Search the data for the word "headline" and copy every line that contains it.

**** Records for the task ****

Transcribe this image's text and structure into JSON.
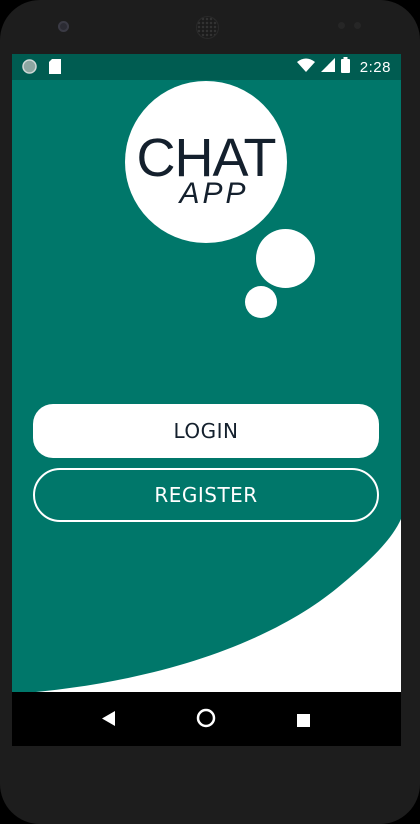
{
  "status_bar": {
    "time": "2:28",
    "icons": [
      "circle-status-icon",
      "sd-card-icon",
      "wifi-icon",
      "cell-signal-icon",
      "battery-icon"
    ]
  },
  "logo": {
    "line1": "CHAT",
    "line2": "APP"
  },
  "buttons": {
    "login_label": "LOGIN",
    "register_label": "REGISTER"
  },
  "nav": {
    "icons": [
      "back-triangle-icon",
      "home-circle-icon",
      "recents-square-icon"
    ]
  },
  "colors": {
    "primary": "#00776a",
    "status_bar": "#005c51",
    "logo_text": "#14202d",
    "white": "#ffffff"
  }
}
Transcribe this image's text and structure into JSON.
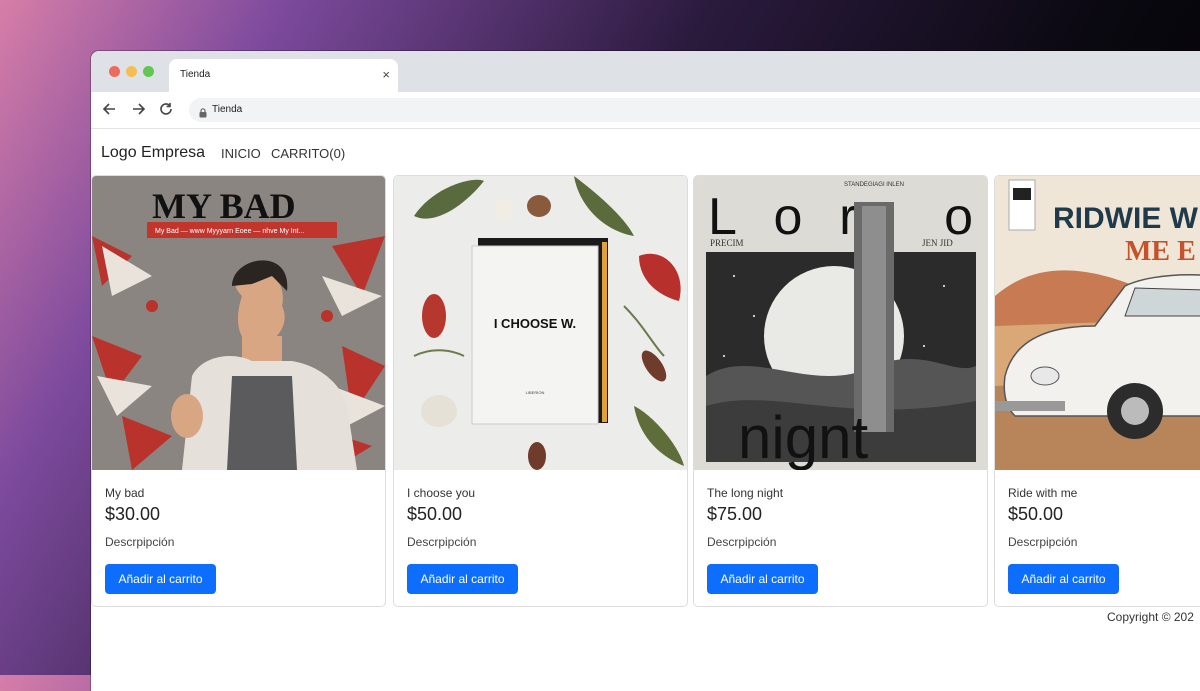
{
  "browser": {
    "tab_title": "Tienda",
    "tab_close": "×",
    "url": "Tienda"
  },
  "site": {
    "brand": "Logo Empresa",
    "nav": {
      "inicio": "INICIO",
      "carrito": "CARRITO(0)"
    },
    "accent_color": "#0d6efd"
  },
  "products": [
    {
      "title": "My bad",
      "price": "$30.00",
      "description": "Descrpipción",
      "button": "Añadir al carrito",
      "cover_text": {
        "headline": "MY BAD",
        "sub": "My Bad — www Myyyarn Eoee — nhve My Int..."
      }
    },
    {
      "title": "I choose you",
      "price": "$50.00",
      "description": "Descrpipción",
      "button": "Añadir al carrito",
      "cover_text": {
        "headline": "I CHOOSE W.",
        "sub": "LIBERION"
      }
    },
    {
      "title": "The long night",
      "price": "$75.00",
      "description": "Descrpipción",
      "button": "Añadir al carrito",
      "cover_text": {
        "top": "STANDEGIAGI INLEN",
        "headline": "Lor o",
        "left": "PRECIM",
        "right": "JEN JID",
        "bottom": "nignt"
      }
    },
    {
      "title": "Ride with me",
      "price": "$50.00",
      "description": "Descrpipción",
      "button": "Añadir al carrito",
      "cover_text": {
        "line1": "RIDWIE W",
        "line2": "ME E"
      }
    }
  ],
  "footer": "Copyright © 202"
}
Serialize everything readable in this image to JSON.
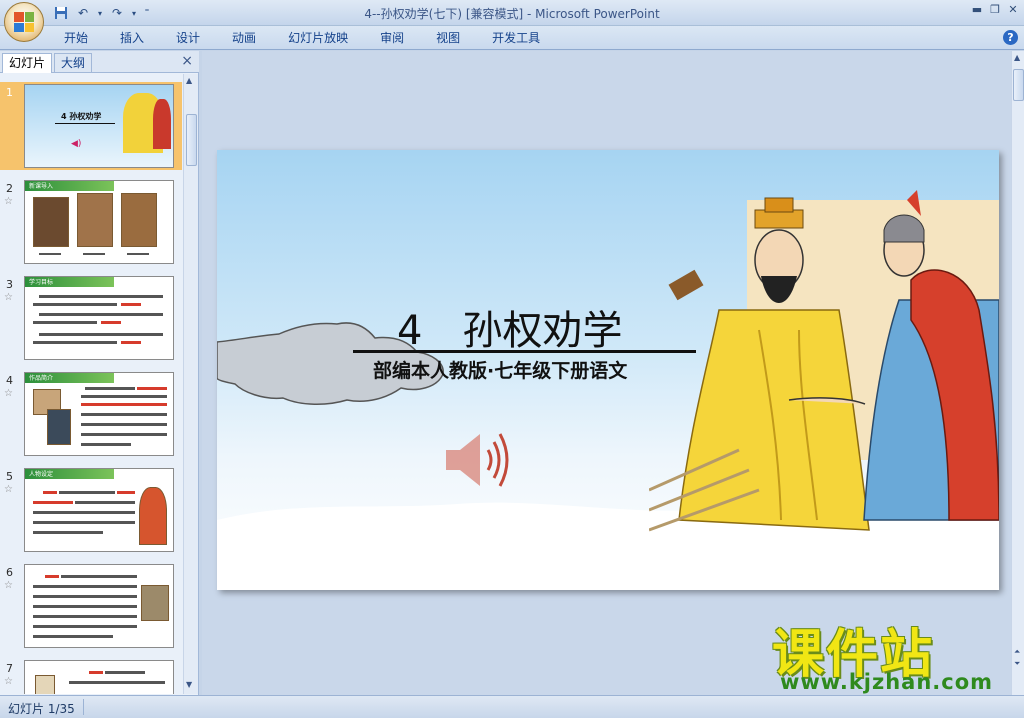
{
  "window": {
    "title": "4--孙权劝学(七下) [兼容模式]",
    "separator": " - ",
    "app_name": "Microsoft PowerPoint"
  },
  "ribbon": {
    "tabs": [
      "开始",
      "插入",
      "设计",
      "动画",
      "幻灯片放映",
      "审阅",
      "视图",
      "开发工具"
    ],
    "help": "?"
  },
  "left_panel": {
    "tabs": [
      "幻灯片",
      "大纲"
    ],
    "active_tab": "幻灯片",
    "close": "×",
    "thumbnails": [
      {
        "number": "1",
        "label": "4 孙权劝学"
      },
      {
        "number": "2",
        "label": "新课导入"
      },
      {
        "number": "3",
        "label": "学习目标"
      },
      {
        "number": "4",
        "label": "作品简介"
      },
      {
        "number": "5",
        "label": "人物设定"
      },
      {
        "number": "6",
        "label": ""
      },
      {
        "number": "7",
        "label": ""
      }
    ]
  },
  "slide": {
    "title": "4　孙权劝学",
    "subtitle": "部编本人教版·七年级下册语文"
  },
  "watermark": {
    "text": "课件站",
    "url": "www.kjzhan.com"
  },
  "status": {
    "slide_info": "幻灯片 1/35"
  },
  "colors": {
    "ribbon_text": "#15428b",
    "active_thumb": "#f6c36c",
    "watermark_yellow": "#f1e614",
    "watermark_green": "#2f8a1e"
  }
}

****
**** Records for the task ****

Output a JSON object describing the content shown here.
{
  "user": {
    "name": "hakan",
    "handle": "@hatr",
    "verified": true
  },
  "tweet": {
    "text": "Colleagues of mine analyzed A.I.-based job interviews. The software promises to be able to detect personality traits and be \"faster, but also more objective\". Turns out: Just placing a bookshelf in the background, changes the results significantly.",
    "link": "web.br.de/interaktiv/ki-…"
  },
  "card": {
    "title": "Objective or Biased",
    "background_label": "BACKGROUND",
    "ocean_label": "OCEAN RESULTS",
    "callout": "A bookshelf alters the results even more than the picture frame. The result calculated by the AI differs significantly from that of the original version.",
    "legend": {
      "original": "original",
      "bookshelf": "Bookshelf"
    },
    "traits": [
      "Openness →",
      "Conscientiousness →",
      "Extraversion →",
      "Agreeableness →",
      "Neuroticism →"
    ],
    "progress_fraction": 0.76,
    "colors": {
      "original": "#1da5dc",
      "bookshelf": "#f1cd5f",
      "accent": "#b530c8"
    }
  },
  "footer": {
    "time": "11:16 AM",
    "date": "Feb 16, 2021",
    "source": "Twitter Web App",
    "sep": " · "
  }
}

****
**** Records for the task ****

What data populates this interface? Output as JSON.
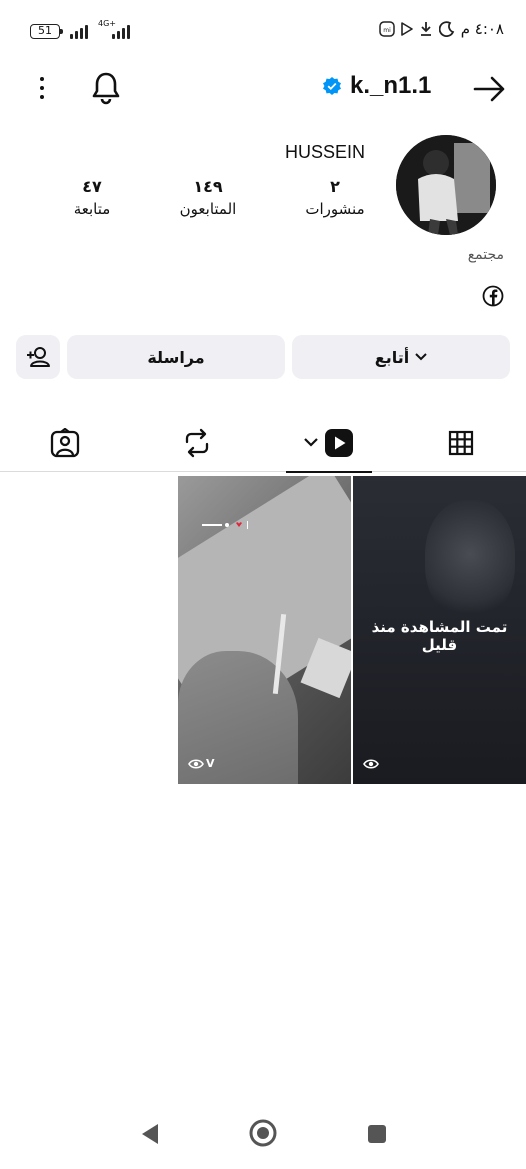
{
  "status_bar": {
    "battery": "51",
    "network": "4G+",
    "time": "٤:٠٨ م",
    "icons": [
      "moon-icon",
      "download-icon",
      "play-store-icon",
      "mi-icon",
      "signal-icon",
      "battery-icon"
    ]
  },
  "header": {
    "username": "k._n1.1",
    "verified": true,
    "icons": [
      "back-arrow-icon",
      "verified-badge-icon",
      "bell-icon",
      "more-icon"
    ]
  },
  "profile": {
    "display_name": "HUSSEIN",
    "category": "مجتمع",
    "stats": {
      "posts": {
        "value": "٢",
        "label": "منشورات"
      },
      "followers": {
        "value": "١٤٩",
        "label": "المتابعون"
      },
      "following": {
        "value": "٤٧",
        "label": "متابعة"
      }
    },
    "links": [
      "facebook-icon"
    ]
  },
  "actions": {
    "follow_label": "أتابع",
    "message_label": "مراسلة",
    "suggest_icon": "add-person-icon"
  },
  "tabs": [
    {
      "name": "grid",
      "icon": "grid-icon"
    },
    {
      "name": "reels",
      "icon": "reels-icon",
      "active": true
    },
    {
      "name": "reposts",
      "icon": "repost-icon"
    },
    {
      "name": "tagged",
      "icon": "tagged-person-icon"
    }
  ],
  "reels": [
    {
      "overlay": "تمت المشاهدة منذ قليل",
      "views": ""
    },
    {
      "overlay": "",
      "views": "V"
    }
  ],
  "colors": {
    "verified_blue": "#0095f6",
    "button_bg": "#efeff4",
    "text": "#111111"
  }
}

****

Response below -
        "headline": "MY BAD",
        "headline": "I CHOOSE W.",
        "headline": "Lor o",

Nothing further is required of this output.